> Problem details: Out of the data below, copy every line with the string "username".

> Given information:
^^^^

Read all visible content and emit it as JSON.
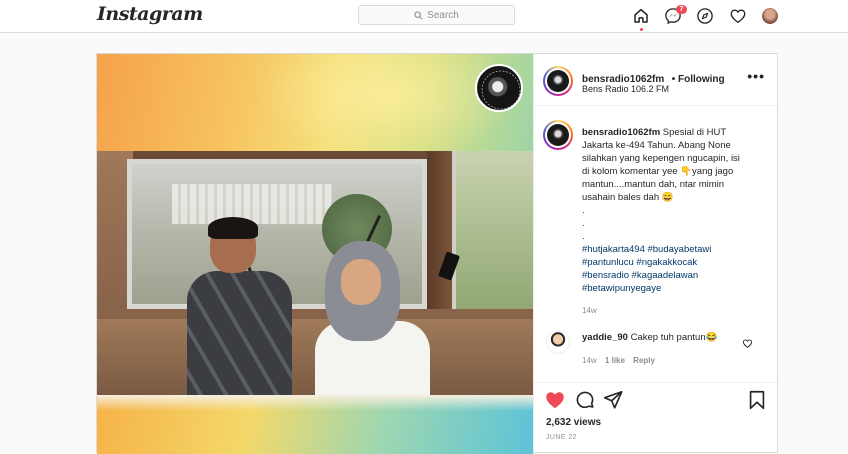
{
  "app": {
    "logo": "Instagram"
  },
  "search": {
    "placeholder": "Search"
  },
  "nav": {
    "notification_count": "7"
  },
  "post": {
    "username": "bensradio1062fm",
    "following_label": "• Following",
    "location": "Bens Radio 106.2 FM",
    "more_label": "•••",
    "caption_user": "bensradio1062fm",
    "caption_lines": [
      "Spesial di HUT",
      "Jakarta ke-494 Tahun. Abang None",
      "silahkan yang kepengen ngucapin, isi",
      "di kolom komentar yee 👇yang jago",
      "mantun....mantun dah, ntar mimin",
      "usahain bales dah 😄",
      ".",
      ".",
      "."
    ],
    "hashtags": [
      "#hutjakarta494 #budayabetawi",
      "#pantunlucu #ngakakkocak",
      "#bensradio #kagaadelawan",
      "#betawipunyegaye"
    ],
    "time_ago": "14w",
    "comment": {
      "username": "yaddie_90",
      "text": "Cakep tuh pantun😂",
      "time": "14w",
      "likes": "1 like",
      "reply": "Reply"
    },
    "views": "2,632 views",
    "date": "JUNE 22"
  },
  "colors": {
    "like_red": "#ed4956",
    "link_blue": "#00376b",
    "muted": "#8e8e8e"
  },
  "icons": [
    "search-icon",
    "home-icon",
    "messenger-icon",
    "explore-icon",
    "heart-icon",
    "heart-filled-icon",
    "comment-icon",
    "share-icon",
    "bookmark-icon",
    "more-icon"
  ]
}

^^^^

> Output:
    "username": "bensradio1062fm",
      "username": "yaddie_90",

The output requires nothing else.